There’s an art to using icons and GIFs in marketing (hint: think diamond rings)
Adam Leibsohn, chief operating officer of Giphy, the largest search platform for GIFs (those short, repetitive video clips) on the Web, may be overreaching a bit when he says that one day soon “we’re not going to communicate through words anymore” on social media and in emails. “We don’t have time for words because they’re not fast enough, nor are they descriptive enough about the things we want to convey.”
Still, considering how ubiquitous GIFs—and to a greater extent, the sticker-like emojis—have become in our daily lives, the sentiment feels vaguely prescient. At the very least, we agree with Leibsohn’s assertion that when you post a perfectly timed visual on Facebook or Instagram, “you make everyone a little happier.” That includes consumers, who not only use emojis and GIFs but also are becoming more tolerant of the ever-blurring line between person-to-person and brand-based messaging online.
Marketers shouldn’t hesitate to utilize the playful tools, says Jennifer Kane, owner of marketing and communications firm Kane Consulting. “You want to talk to people the way they like to be spoken to,” Kane adds. “And if you use emojis and GIFs wisely, you’re being smart by capitalizing on those trends.”
It would be easy to dismiss GIFs and emojis (which translates to “picture characters” in Japanese) as too casual or goofy for business use. But the days of marketing language that feels stiff and formal are over.
Last Fourth of July, Bud Light tweeted an American flag made entirely out of emojis that went mega-viral. And in May, the social media campaign for Star Wars: The Force Awakens debuted a spate of Star Wars head emojis for public use, created in collaboration with Twitter. Creative marketers are striving to meet consumers where they are online—even if that means posting the occasional funny cat GIF to a feline-loving customer on Instagram.
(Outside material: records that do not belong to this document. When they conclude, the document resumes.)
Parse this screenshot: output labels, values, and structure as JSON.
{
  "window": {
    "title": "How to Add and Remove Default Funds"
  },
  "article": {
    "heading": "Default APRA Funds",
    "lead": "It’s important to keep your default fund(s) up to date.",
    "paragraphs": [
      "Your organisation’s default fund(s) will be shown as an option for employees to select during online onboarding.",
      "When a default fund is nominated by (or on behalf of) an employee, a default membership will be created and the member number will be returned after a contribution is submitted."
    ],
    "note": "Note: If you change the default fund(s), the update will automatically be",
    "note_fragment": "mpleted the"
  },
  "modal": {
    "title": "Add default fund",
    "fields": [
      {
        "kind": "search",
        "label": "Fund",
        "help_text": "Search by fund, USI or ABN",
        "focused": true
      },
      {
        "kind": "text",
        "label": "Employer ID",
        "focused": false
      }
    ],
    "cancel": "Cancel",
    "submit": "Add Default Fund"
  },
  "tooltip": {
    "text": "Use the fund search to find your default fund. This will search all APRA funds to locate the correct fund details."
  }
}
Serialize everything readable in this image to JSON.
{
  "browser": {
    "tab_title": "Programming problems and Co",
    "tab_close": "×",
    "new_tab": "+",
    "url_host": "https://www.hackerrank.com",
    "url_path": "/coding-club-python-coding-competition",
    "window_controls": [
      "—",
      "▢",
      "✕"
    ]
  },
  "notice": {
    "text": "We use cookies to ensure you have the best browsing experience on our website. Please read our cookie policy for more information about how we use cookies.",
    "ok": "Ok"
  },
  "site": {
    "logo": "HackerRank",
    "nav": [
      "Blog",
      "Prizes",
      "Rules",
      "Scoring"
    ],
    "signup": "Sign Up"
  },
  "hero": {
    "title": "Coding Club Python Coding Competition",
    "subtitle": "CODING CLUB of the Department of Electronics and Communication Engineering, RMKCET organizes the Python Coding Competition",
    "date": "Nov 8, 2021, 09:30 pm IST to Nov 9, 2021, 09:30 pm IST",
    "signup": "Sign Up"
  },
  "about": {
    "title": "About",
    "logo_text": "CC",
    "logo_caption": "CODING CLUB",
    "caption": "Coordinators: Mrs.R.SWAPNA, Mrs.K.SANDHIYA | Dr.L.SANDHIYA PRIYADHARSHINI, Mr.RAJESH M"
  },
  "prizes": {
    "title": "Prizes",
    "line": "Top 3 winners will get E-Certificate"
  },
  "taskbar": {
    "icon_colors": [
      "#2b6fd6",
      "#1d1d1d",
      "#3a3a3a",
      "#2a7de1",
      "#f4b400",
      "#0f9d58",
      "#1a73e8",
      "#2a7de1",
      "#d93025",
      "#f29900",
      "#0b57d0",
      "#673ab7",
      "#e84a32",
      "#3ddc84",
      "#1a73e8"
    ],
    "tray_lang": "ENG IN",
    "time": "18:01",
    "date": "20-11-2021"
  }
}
But using emojis and GIFs “has to be part of a consistent communication style you maintain on social media,” Kane says. And that consistency is most easily achieved through a savvy social media strategy.
“A company that goes there but doesn’t have any engagement shouldn’t bother using [them],” she says. “When that happens, you see a company post a super cute thing that as a user you comment on—and they never talk back to you. That’s not right. And don’t throw something fun at me one day, then start talking to me like you’re reading from an annual report the next day.”
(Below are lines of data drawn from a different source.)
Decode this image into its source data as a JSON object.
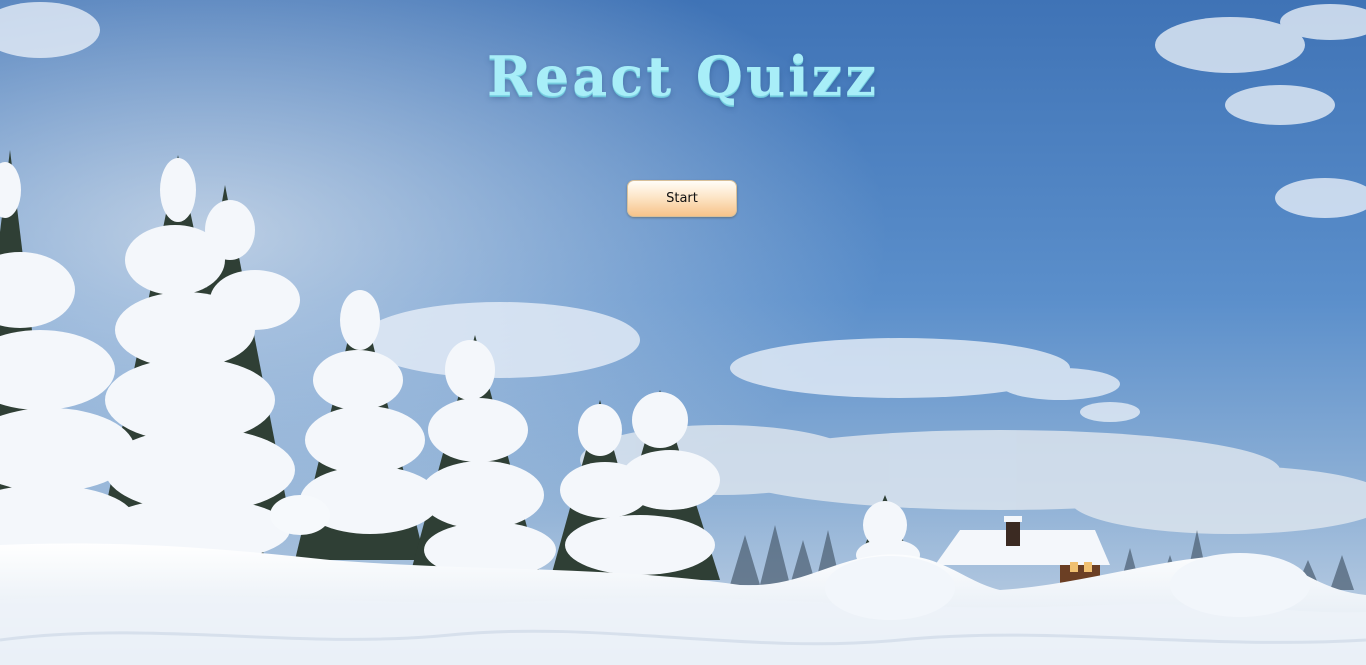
{
  "app": {
    "title": "React Quizz"
  },
  "controls": {
    "start_label": "Start"
  },
  "background": {
    "scene": "snowy-winter-landscape",
    "sky_color": "#4a7fbd",
    "snow_color": "#f4f8fc"
  }
}
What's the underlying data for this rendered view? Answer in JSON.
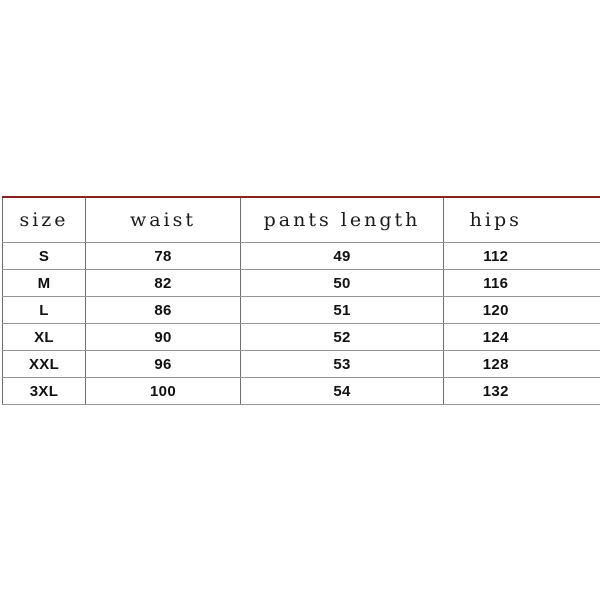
{
  "chart_data": {
    "type": "table",
    "title": "",
    "columns": [
      "size",
      "waist",
      "pants length",
      "hips"
    ],
    "rows": [
      [
        "S",
        "78",
        "49",
        "112"
      ],
      [
        "M",
        "82",
        "50",
        "116"
      ],
      [
        "L",
        "86",
        "51",
        "120"
      ],
      [
        "XL",
        "90",
        "52",
        "124"
      ],
      [
        "XXL",
        "96",
        "53",
        "128"
      ],
      [
        "3XL",
        "100",
        "54",
        "132"
      ]
    ]
  },
  "table": {
    "headers": {
      "size": "size",
      "waist": "waist",
      "pants_length": "pants length",
      "hips": "hips"
    },
    "rows": [
      {
        "size": "S",
        "waist": "78",
        "pants_length": "49",
        "hips": "112"
      },
      {
        "size": "M",
        "waist": "82",
        "pants_length": "50",
        "hips": "116"
      },
      {
        "size": "L",
        "waist": "86",
        "pants_length": "51",
        "hips": "120"
      },
      {
        "size": "XL",
        "waist": "90",
        "pants_length": "52",
        "hips": "124"
      },
      {
        "size": "XXL",
        "waist": "96",
        "pants_length": "53",
        "hips": "128"
      },
      {
        "size": "3XL",
        "waist": "100",
        "pants_length": "54",
        "hips": "132"
      }
    ]
  },
  "colors": {
    "top_rule": "#8b2220",
    "grid_line": "#949494",
    "divider_line": "#6e6e6e",
    "background": "#ffffff",
    "text": "#111111"
  }
}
Easy Does It
Ready to experiment with a well-placed GIF or emoji? Start small and aim for the familiar, we’d suggest.
According to a SwiftKey study on emoji use on Twitter, the round yellow faces are the most used, followed by hearts of all colors. And stay away from anything potentially offensive. (The poop-with-eyes emoji is strangely cute, but unusable for most marketers!)
Instead, try inserting a heart emoji where you would usually type out the word love; announce an in-store party with a GIF that shows a celebrity dancing with abandon; text the diamond ring emoji to prospective bridal clients with a note that says, “I have some gorgeous new rings in!”
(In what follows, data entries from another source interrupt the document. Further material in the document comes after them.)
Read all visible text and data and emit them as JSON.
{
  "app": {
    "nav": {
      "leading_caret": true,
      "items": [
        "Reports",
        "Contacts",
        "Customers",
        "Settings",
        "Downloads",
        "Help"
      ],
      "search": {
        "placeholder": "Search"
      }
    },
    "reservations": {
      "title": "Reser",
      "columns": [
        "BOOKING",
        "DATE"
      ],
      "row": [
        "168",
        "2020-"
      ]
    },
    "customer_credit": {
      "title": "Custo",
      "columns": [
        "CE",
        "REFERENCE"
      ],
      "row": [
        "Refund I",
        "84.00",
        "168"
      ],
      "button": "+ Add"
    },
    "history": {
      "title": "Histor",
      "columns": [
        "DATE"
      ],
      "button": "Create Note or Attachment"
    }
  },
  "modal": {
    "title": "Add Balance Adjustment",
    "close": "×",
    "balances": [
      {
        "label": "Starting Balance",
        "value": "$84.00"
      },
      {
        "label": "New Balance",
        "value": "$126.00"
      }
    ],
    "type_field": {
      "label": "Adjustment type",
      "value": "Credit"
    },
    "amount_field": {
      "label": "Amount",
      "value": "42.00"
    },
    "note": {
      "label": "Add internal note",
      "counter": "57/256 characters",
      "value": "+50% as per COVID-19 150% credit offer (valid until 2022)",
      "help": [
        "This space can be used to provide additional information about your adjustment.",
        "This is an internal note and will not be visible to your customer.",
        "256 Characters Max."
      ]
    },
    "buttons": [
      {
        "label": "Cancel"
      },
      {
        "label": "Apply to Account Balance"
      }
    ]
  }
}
Above all, never overdo it or “try to co-opt something from the trend that feels inauthentic,” Kane says. In other words, pick your moments—and your happy faces—very carefully.